Not only am I on a great streak novel-wise - it's been several months since I've been disappointed - my recent reading also contains a tiny trace of magic. Though you'd have to admit to being geeky as me to have noticed something like this, I am curious to know if anything similar has ever happened to you.
The last seven worthwhile novels I've finished - starting with the one most recently raved about here, Three Junes by Julia Glass - have all been the second book I've read by each of the seven authors. Until novel number three - White Houses (Amy Bloom) - I didn't even notice the coincidence and at that point had already decided on the next two novels I'd read (Emma Donoghue's Slammerkin and Jane Hamilton's The Book Of Ruth), solely based on what was on hand during our enforced isolation. Also: Until finishing The Book Of Ruth I didn't realize yet another element of odd magic - all five novelists were women.
OK, I admit it. Now the geek looked around his book-cluttered house, deciding to extend the streak on purpose, even though he had to be happy with a man for novel #6 - The Sportswriter (Richard Ford). And the first book I'd read by Ford was his memoir, not a novel, making the streak even more suspect. Temporarily.
Because then, my book club of two - our monthly meeting in March, virtual BTW, discussed Celeste Ng's Little Fires Everywhere, (novel #2 in the initial streak for anyone keeping score) - decided our April book would be The Good Lord Bird by James McBride. When my reading partner and I settled on this, the streak of five (or six if you count Ford's book) never crossed my mind. But as McBride's book arrived via Amazon sorcery on my doorstep, it dawned on me: the streak had now moved to lucky seven! And guess what else? Give up? The first book I read by McBride - yes, a man like Ford - was also his 1997 memoir, The Color of Water. I'm not clever enough to make this up, I swear.

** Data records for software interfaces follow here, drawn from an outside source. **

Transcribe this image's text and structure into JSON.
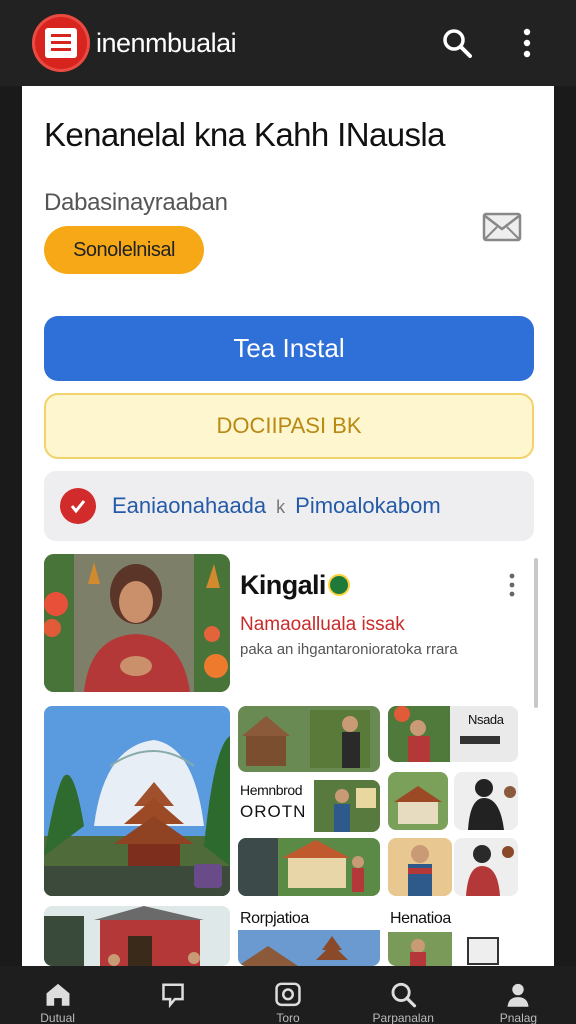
{
  "app": {
    "title": "inenmbualai"
  },
  "header": {
    "search_icon": "search-icon",
    "menu_icon": "more-vert-icon"
  },
  "content": {
    "headline": "Kenanelal kna Kahh INausla",
    "subtitle": "Dabasinayraaban",
    "chip_label": "Sonolelnisal",
    "primary_button": "Tea Instal",
    "secondary_button": "DOCIIPASI BK",
    "verify": {
      "left": "Eaniaonahaada",
      "separator": "k",
      "right": "Pimoalokabom"
    }
  },
  "featured": {
    "title": "Kingali",
    "subtitle": "Namaoalluala issak",
    "description": "paka an ihgantaronioratoka rrara"
  },
  "tiles": {
    "t1": "Nsada",
    "t2": "Hemnbrod",
    "t2b": "OROTN",
    "t3": "Rorpjatioa",
    "t4": "Henatioa"
  },
  "bottom_nav": [
    {
      "label": "Dutual",
      "icon": "home-icon"
    },
    {
      "label": "",
      "icon": "chat-icon"
    },
    {
      "label": "Toro",
      "icon": "camera-icon"
    },
    {
      "label": "Parpanalan",
      "icon": "search-icon"
    },
    {
      "label": "Pnalag",
      "icon": "profile-icon"
    }
  ],
  "colors": {
    "brand": "#d8241f",
    "primary": "#2f6fd8",
    "accent": "#f6a816"
  }
}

Before leaving you to marvel at my geeky reading magic and search for your own be warned: I will be back to evangelize on behalf of The Good Lord Bird. If I hadn't finished The Overstory (Richard Powers) in the quaint pre-social distancing past, McBride's 2013 novel would stand as the best novel I've read in 2020. Considering the way this year has started, that's saying something.